until six years ago, he was completely active, but six years ago he started
having problems. So Gianna decided to leave her job in a public hospital to
take care of him. She also helps to run my mother’s foundation. My father
started the foundation, which is a family charity in honor of my mother, and
various people write to it from all around the world, giving materials or
asking for help. So Gianna is working for that.
until six years ago, all this was done by my father. He had been completely
absorbed in this work over the past 15 years. Once he retired from his job, he
took care of all the necessities relating to the beatification and canonization
causes. As you can imagine, and as I said before, to be a family, to be a
witness to a beatification is not only important, but it also involves an
immense amount of work. Traditionally, saints come from priestly orders or
convents, and so they have a lot of people working on these causes for free.
But in a family, we have to work hard — and also for free.
abortion laws mostly came into force in the Western world after your mother
died.
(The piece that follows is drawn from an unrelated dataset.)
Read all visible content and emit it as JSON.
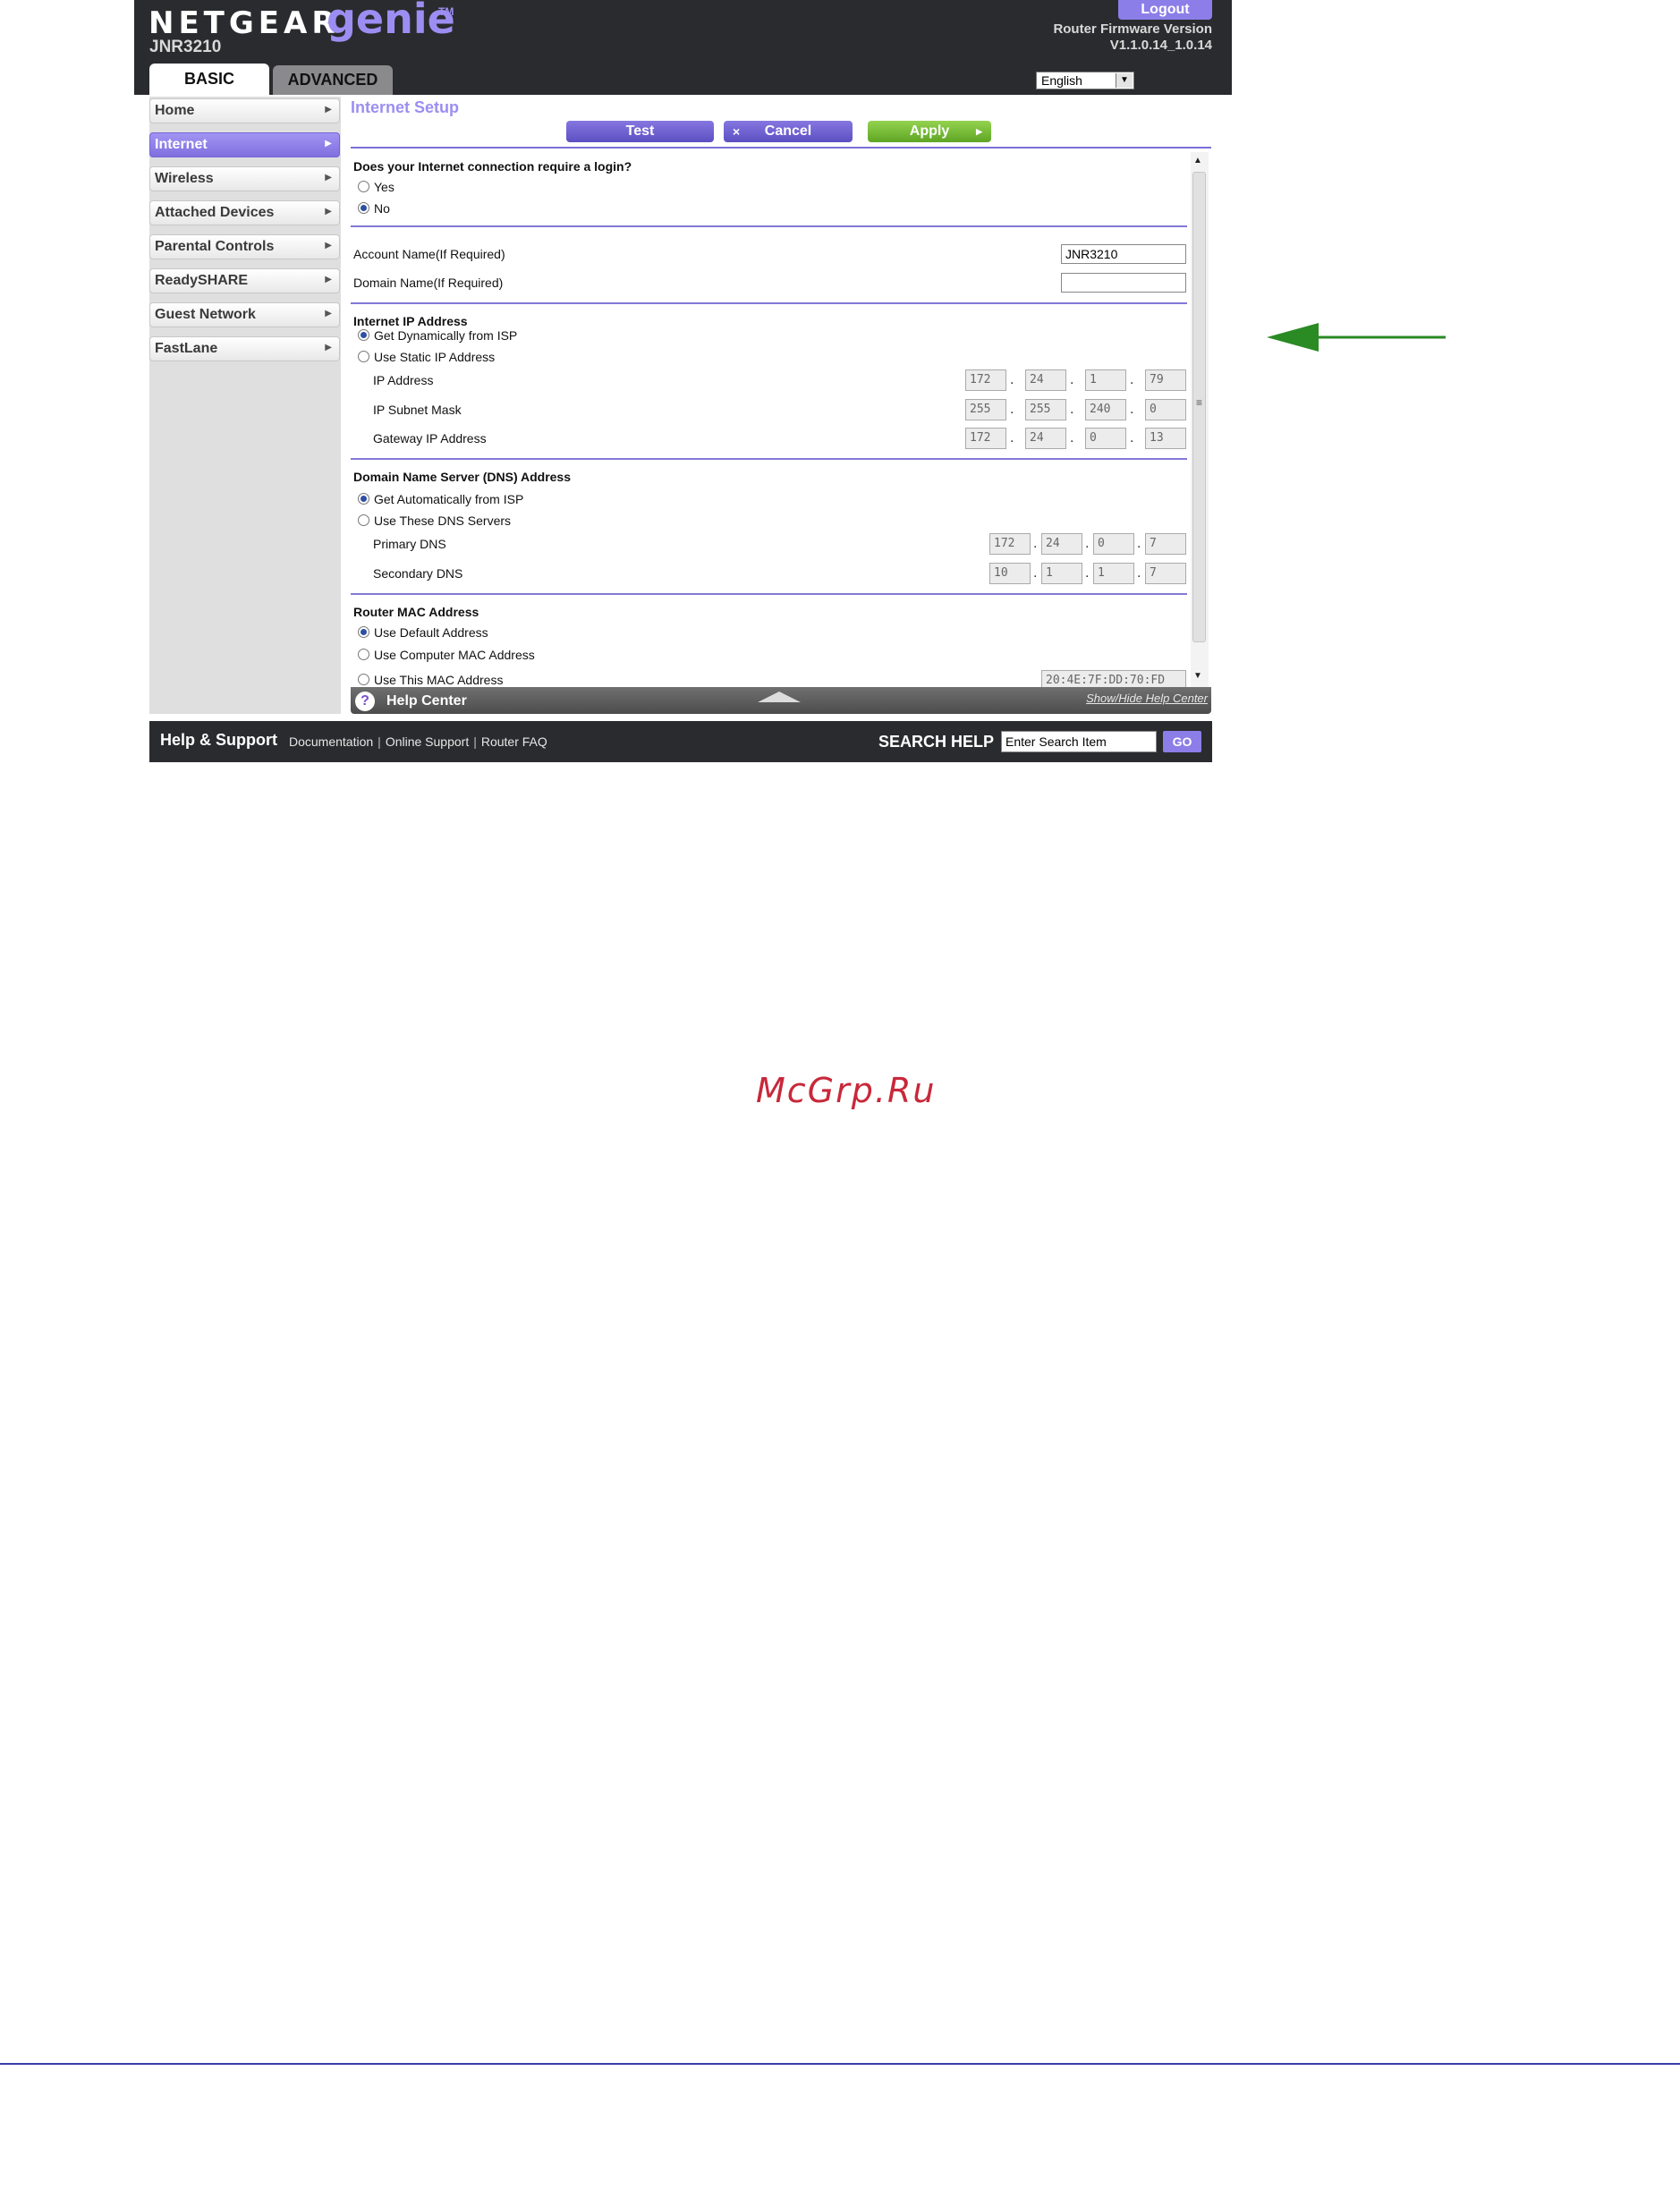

Do you think she’d be campaigning against these laws if she were alive
probably would be, as someone who was committed to Azione Cattolica. As someone
who had to give a good example, who tried to be consistent in her commitment to
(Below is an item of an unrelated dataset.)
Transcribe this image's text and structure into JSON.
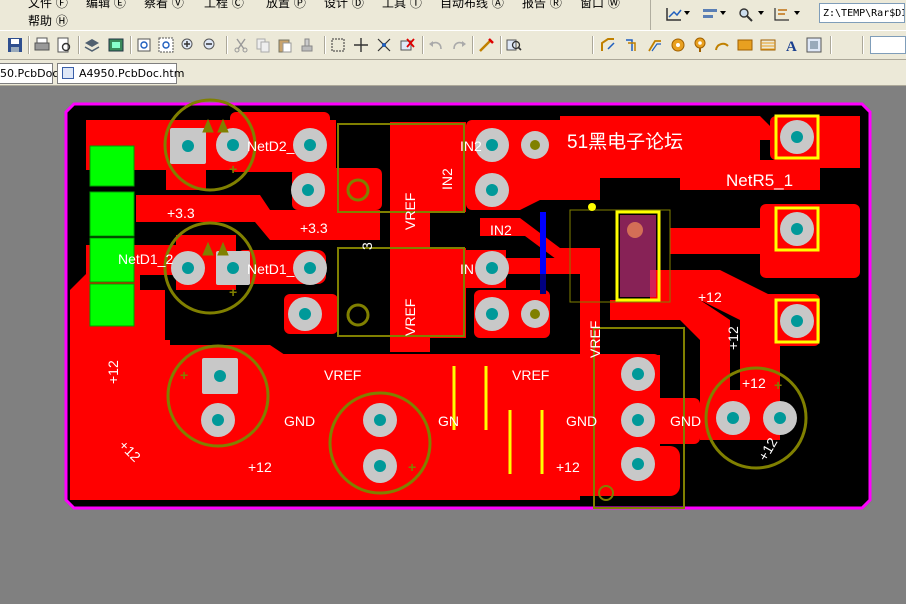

her faith, she would have done everything she could to prevent an abortion from
taking place. I think she would have also been committed to this in her job, to
be consistent with this aspect of her faith. [When Pope Benedict met with
President Obama at the Vatican], the main aspect discussed was abortion, so it
shows the real value these issues have at the highest level. Because if you
agree with this kind of value, you must also be consistent in the policies you
make. I was really surprised that Obama wanted to reduce abortion. In the last
10 years of presidential campaigns in the U.S., abortion has figured highly, so
it is of real value.
my mother represented this value. My mother was a person who lived in the
1950s, died in 1962, and yet the message she left is still very current and
topical. Not only in bioethics and abortion, but also in matters relating to
the economy and moral values. If we agree on these values, and every leader
applies these principles to daily life, we can change the general situation.
it like to be the son of a saint?
is an extraordinary experience. Hard to imagine. What happened to the family during all the beatification and
canonization processes wasn’t easy
because one has to constantly recall, each time, the pain of her death. The
beatification process meant coming back to a painful moment in my life. I was
only 5 years old, and when you lose your mother at that age, it’s about the
worst kind of pain that any child can
experience. But at the end of the
beatification process, in 1994, I was compensated by seeing my mother elevated
to the altars. The same thing happened in 2004 at the canonization. Now I am 53 years old. But it really
was an extraordinary experience, and now I feel very happy that, through the
Church, I can celebrate my mother on All Saints’ Day instead of being sad for
her the day after, on All Souls’ Day. So the transformation to being a saint
means that now, if you remember her life, you have a feeling of happiness
instead of sadness.
me and for my sisters, it has been extraordinary, because what happened to us
is not common. I don’t know if we are the first, but it’s really an uncommon
experience to see this happen when alive, also for my father. My father is 97.
He was with us in St. Peter’s in 2004 for the canonization of his wife.
it has been an extraordinary experience, but probably we were not the first and
only ones. We hope not, because this is a contemporary message, a really great
message for the Church: how contemporary people living everyday lives can
become saints. Cardinal Carlo Maria Martini said my mother is the saint of
everyday life. She shows that saints can be people living ordinary lives, not
extraordinary ones. For this reason, we are all ordinary people. Admittedly, my
mother was an extraordinary and heroic woman, but in every ordinary thing of
her life, she showed herself just to be living an ordinary life. My father had
an extraordinary relationship with my mother. They were together for just five
years, but are still together.
Edward Pentin writes